Holding all this together is the story of Colt, Julianna, and the island of Blackreef itself. The revelations behind the time loop and everything going on are somewhat interesting, but the main driving force is the two main characters. Colt and Julianna just love to banter and argue over the radio, explaining how they're going to kill one another and exploring their personality and backstory. It's funny and consistently touching, particularly in the latter hours of the narrative. The other Visionaries have their own stories to tell, but they're explored through collectibles, voice recordings, and files rather than face to face dialogue. As such, nothing else can quite touch the charismatic duo at the heart of the plot.

Off the beaten path are optional leads that help to open up more of the maps once solved, or you could go after the Visionaries repeatedly to cop upgrades for your powers and find the game's most powerful guns. The structure of the time loop actually enables this freedom because it never feels like you're wasting hours; going from morning to evening focusing purely on upping your loadout can bear fruit in future attempts at escaping the island.
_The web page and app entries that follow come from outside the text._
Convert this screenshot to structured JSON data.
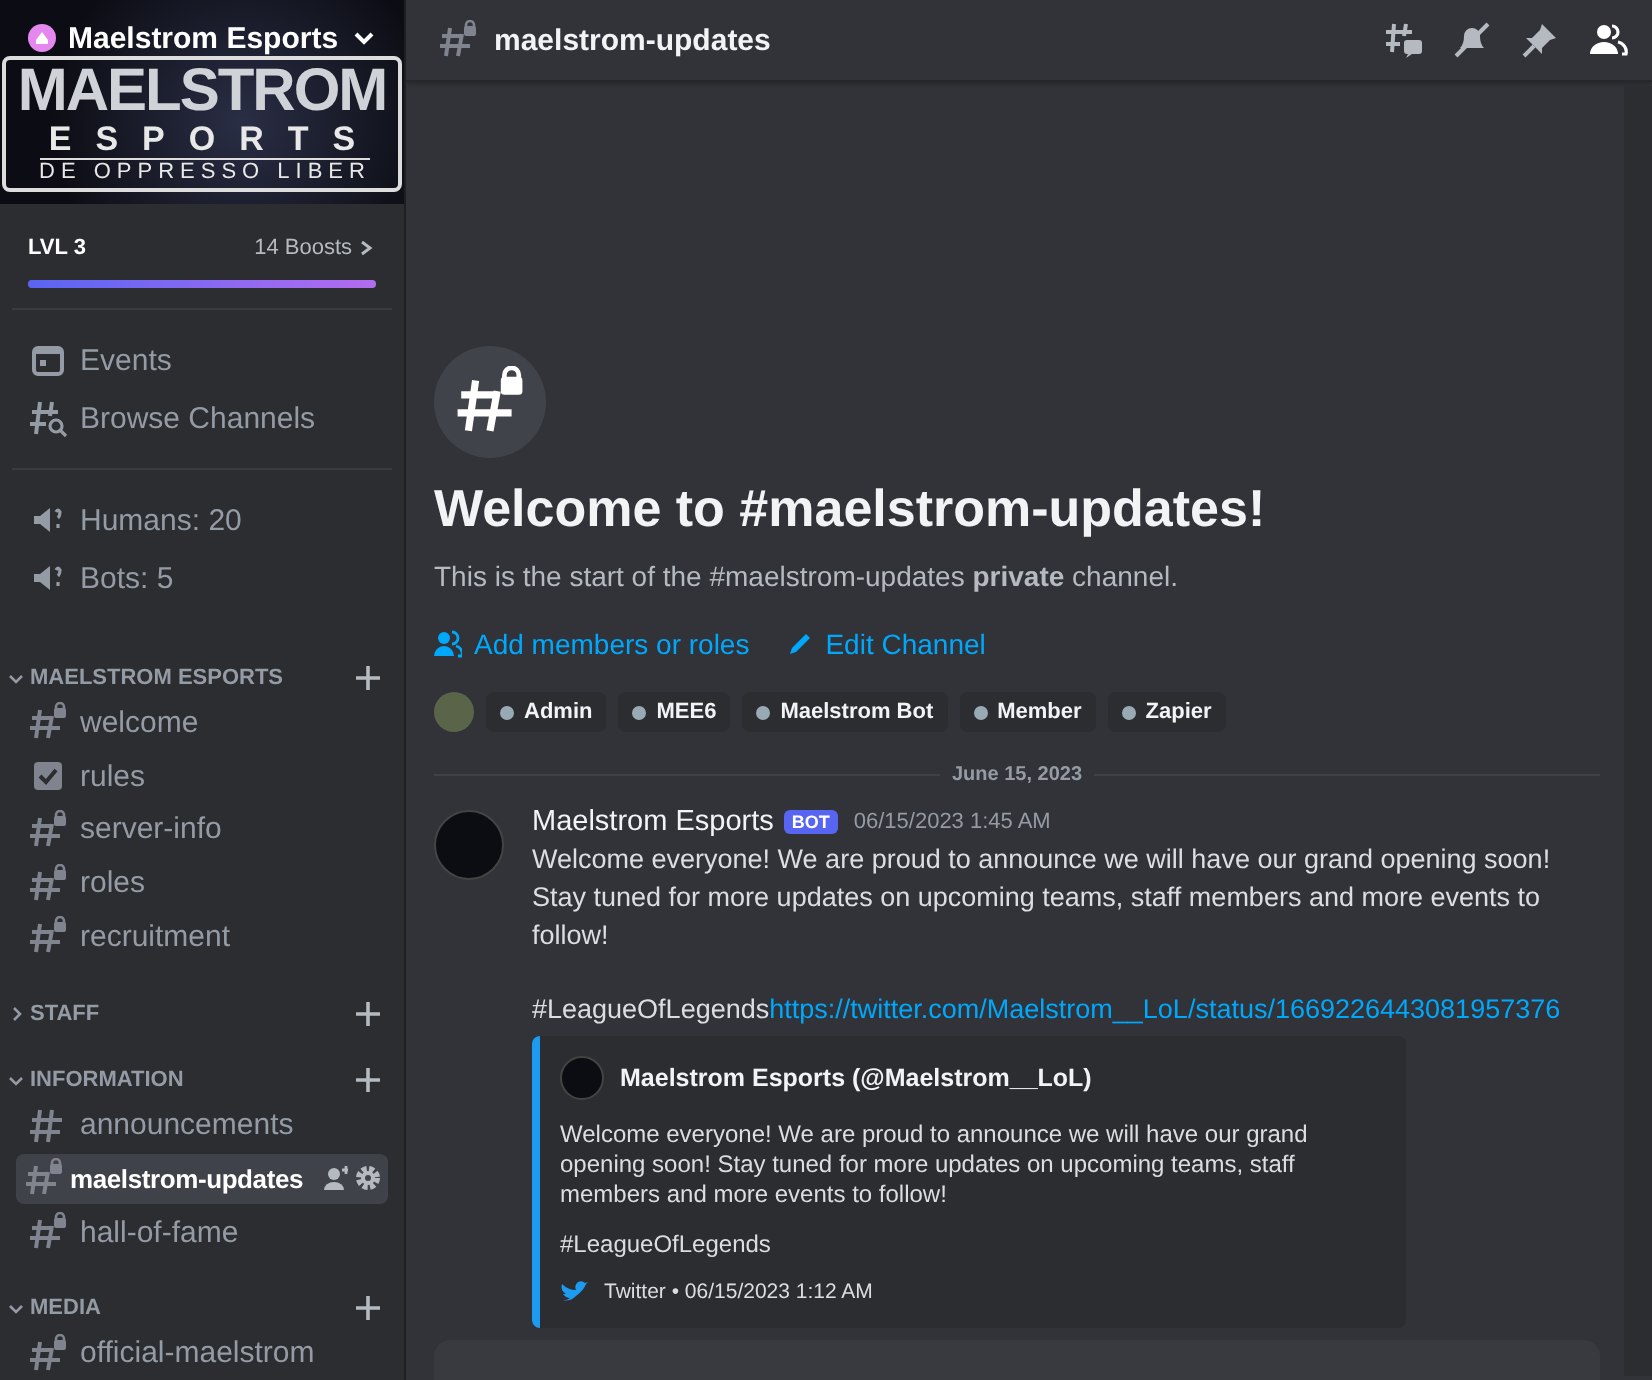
{
  "sidebar": {
    "server_name": "Maelstrom Esports",
    "banner": {
      "logo_lines": [
        "MAELSTROM",
        "ESPORTS",
        "DE OPPRESSO LIBER"
      ]
    },
    "boost": {
      "level_label": "LVL 3",
      "boosts": "14 Boosts",
      "level": 1
    },
    "items": [
      {
        "kind": "event",
        "label": "Events"
      },
      {
        "kind": "browse",
        "label": "Browse Channels"
      },
      {
        "kind": "stat",
        "label": "Humans: 20"
      },
      {
        "kind": "stat",
        "label": "Bots: 5"
      }
    ],
    "categories": [
      {
        "name": "MAELSTROM ESPORTS",
        "expanded": true,
        "channels": [
          {
            "name": "welcome",
            "kind": "private",
            "selected": false
          },
          {
            "name": "rules",
            "kind": "rules",
            "selected": false
          },
          {
            "name": "server-info",
            "kind": "private",
            "selected": false
          },
          {
            "name": "roles",
            "kind": "private",
            "selected": false
          },
          {
            "name": "recruitment",
            "kind": "private",
            "selected": false
          }
        ]
      },
      {
        "name": "STAFF",
        "expanded": false
      },
      {
        "name": "INFORMATION",
        "expanded": true,
        "channels": [
          {
            "name": "announcements",
            "kind": "text",
            "selected": false
          },
          {
            "name": "maelstrom-updates",
            "kind": "private",
            "selected": true
          },
          {
            "name": "hall-of-fame",
            "kind": "private",
            "selected": false
          }
        ]
      },
      {
        "name": "MEDIA",
        "expanded": true,
        "channels": [
          {
            "name": "official-maelstrom",
            "kind": "private",
            "selected": false
          }
        ]
      }
    ]
  },
  "header": {
    "channel": "maelstrom-updates"
  },
  "welcome": {
    "title": "Welcome to #maelstrom-updates!",
    "subtitle": "This is the start of the #maelstrom-updates **private** channel.",
    "actions": [
      {
        "kind": "members",
        "label": "Add members or roles"
      },
      {
        "kind": "edit",
        "label": "Edit Channel"
      }
    ],
    "roles": [
      "Admin",
      "MEE6",
      "Maelstrom Bot",
      "Member",
      "Zapier"
    ]
  },
  "date_divider": "June 15, 2023",
  "message": {
    "author": "Maelstrom Esports",
    "badge": "BOT",
    "time": "06/15/2023 1:45 AM",
    "text": "Welcome everyone! We are proud to announce we will have our grand opening soon! Stay tuned for more updates on upcoming teams, staff members and more events to follow!",
    "hashtag": "#LeagueOfLegends",
    "link": "https://twitter.com/Maelstrom__LoL/status/1669226443081957376",
    "embed": {
      "author": "Maelstrom Esports (@Maelstrom__LoL)",
      "text": "Welcome everyone! We are proud to announce we will have our grand opening soon! Stay tuned for more updates on upcoming teams, staff members and more events to follow!",
      "hashtag": "#LeagueOfLegends",
      "footer": "Twitter • 06/15/2023 1:12 AM"
    }
  }
}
With the infusion system saving gear for another time, a run is never wasted.

Some stumbling blocks do hold the game back from reaching higher heights. A few tedious objectives outside of killing the Visionaries demand you constantly restart the time loop in order to progress, leading you to essentially speedrunning proceedings if you want to further the questline. These tasks could have been implemented better to ward off players switching their brains off and sprinting to the objective three times over so headway can be made.
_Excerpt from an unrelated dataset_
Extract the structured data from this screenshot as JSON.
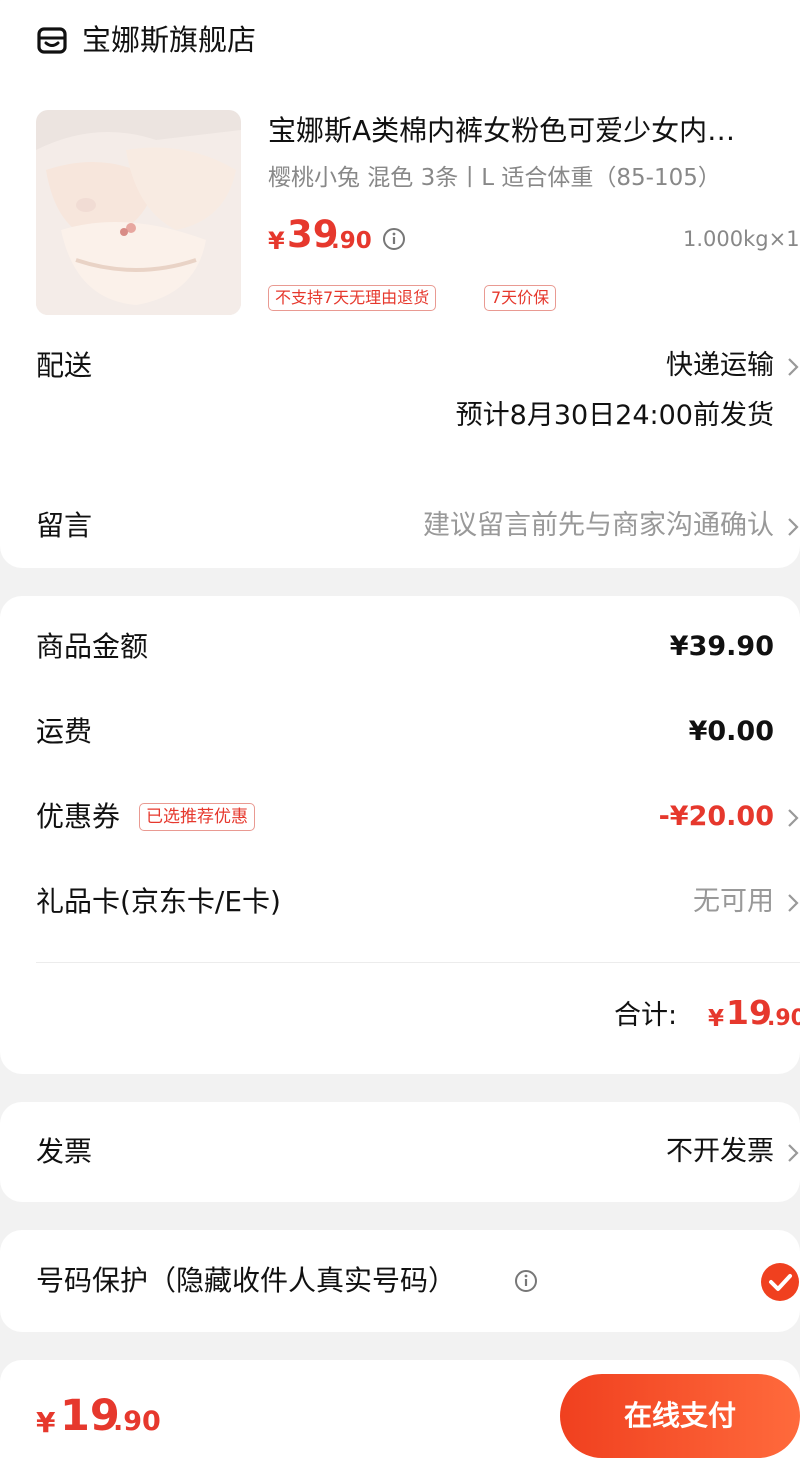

And then there's the poor enemy AI, which has to be the game's biggest low point. Blackreef's inhabitants must have their blinders on because you can get up close and very personal with them and they won't notice a thing. An alert system operates on the usual caution and danger mechanics, but it hardly matters when it affects so little of the actual map. Three enemies can be alerted to your presence on one street, but turn a corner and anyone in the alleyway in front of you will be acting like nothing has happened. That is despite all the shouting and gunfire. It's quite bad and makes a bit of a mockery of the overall gameplay loop when enemies can be manipulated and taken advantage of so easily.

As a game that skips the previous generation of consoles for a PlayStation 5-only release, you'd also think Deathloop would make proper use of the new features and horsepower at its fingertips. In some places it does. It feels like the slightly stylised look may be holding it in back in some spots, but the title overall has some nice visuals and vistas. While it's not on the same level as Demon's Souls, Returnal, or Ratchet & Clank: Rift Apart — far from it, in fact — Deathloop can look good when it wants to.

The PS5 DualSense controller also receives some love with haptic feedback replicating Colt's footsteps through vibrations and the adaptive triggers lending some weight to gunfire. The resistance isn't as varied as what Call of Duty: Black Ops Cold War has to offer, but what's there feels efficient enough. The widely advertised feature where your gun jams has been completely over-marketed, however. We encountered it quite literally once; it's never going to be a problem for you when better gear is on offer almost instantly.

Conclusion

Few games have the confidence and swagger of Deathloop. Packed full of charisma and wit, it's a game that can be played your way, with your own style and cunning. A very accomplished package of gameplay features supplies the goods, and the time loop delivers fun and deceitful opportunities over and over again. Deathloop may be the final game out of Arkane Studios to hit Sony consoles, but the developer goes out with an undisputed bang.